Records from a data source
..............................

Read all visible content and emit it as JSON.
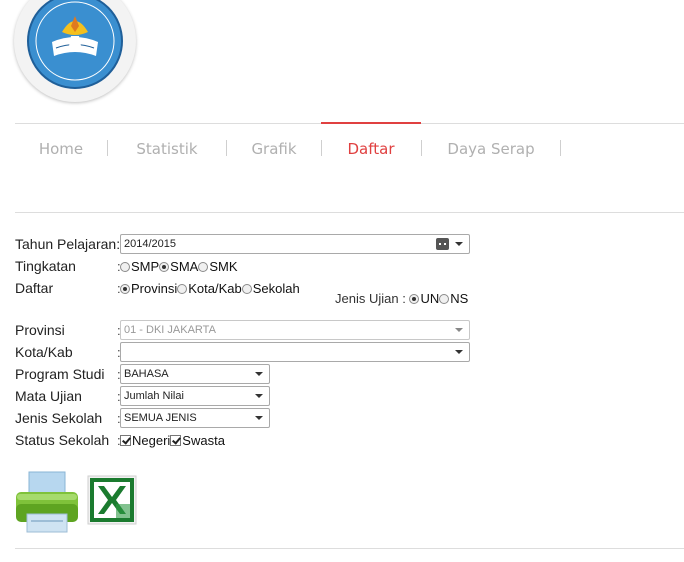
{
  "logo": {
    "text": "TUT WURI HANDAYANI",
    "icon": "tut-wuri-handayani-emblem"
  },
  "nav": {
    "items": [
      {
        "label": "Home",
        "active": false
      },
      {
        "label": "Statistik",
        "active": false
      },
      {
        "label": "Grafik",
        "active": false
      },
      {
        "label": "Daftar",
        "active": true
      },
      {
        "label": "Daya Serap",
        "active": false
      }
    ],
    "active_color": "#e04040"
  },
  "form": {
    "tahun_pelajaran": {
      "label": "Tahun Pelajaran",
      "value": "2014/2015"
    },
    "tingkatan": {
      "label": "Tingkatan",
      "options": [
        {
          "label": "SMP",
          "checked": false
        },
        {
          "label": "SMA",
          "checked": true
        },
        {
          "label": "SMK",
          "checked": false
        }
      ]
    },
    "daftar": {
      "label": "Daftar",
      "options": [
        {
          "label": "Provinsi",
          "checked": true
        },
        {
          "label": "Kota/Kab",
          "checked": false
        },
        {
          "label": "Sekolah",
          "checked": false
        }
      ]
    },
    "jenis_ujian": {
      "label": "Jenis Ujian :",
      "options": [
        {
          "label": "UN",
          "checked": true
        },
        {
          "label": "NS",
          "checked": false
        }
      ]
    },
    "provinsi": {
      "label": "Provinsi",
      "value": "01 - DKI JAKARTA"
    },
    "kota_kab": {
      "label": "Kota/Kab",
      "value": ""
    },
    "program_studi": {
      "label": "Program Studi",
      "value": "BAHASA"
    },
    "mata_ujian": {
      "label": "Mata Ujian",
      "value": "Jumlah Nilai"
    },
    "jenis_sekolah": {
      "label": "Jenis Sekolah",
      "value": "SEMUA JENIS"
    },
    "status_sekolah": {
      "label": "Status Sekolah",
      "options": [
        {
          "label": "Negeri",
          "checked": true
        },
        {
          "label": "Swasta",
          "checked": true
        }
      ]
    },
    "colon": ":"
  },
  "actions": {
    "print_icon": "printer-icon",
    "excel_icon": "excel-icon"
  }
}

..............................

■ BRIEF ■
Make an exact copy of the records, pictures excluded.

■ RESPONSE AREA ■
Read all visible content and emit it as JSON.
{
  "logo": {
    "text": "TUT WURI HANDAYANI",
    "icon": "tut-wuri-handayani-emblem"
  },
  "nav": {
    "items": [
      {
        "label": "Home",
        "active": false
      },
      {
        "label": "Statistik",
        "active": false
      },
      {
        "label": "Grafik",
        "active": false
      },
      {
        "label": "Daftar",
        "active": true
      },
      {
        "label": "Daya Serap",
        "active": false
      }
    ],
    "active_color": "#e04040"
  },
  "form": {
    "tahun_pelajaran": {
      "label": "Tahun Pelajaran",
      "value": "2014/2015"
    },
    "tingkatan": {
      "label": "Tingkatan",
      "options": [
        {
          "label": "SMP",
          "checked": false
        },
        {
          "label": "SMA",
          "checked": true
        },
        {
          "label": "SMK",
          "checked": false
        }
      ]
    },
    "daftar": {
      "label": "Daftar",
      "options": [
        {
          "label": "Provinsi",
          "checked": true
        },
        {
          "label": "Kota/Kab",
          "checked": false
        },
        {
          "label": "Sekolah",
          "checked": false
        }
      ]
    },
    "jenis_ujian": {
      "label": "Jenis Ujian :",
      "options": [
        {
          "label": "UN",
          "checked": true
        },
        {
          "label": "NS",
          "checked": false
        }
      ]
    },
    "provinsi": {
      "label": "Provinsi",
      "value": "01 - DKI JAKARTA"
    },
    "kota_kab": {
      "label": "Kota/Kab",
      "value": ""
    },
    "program_studi": {
      "label": "Program Studi",
      "value": "BAHASA"
    },
    "mata_ujian": {
      "label": "Mata Ujian",
      "value": "Jumlah Nilai"
    },
    "jenis_sekolah": {
      "label": "Jenis Sekolah",
      "value": "SEMUA JENIS"
    },
    "status_sekolah": {
      "label": "Status Sekolah",
      "options": [
        {
          "label": "Negeri",
          "checked": true
        },
        {
          "label": "Swasta",
          "checked": true
        }
      ]
    },
    "colon": ":"
  },
  "actions": {
    "print_icon": "printer-icon",
    "excel_icon": "excel-icon"
  }
}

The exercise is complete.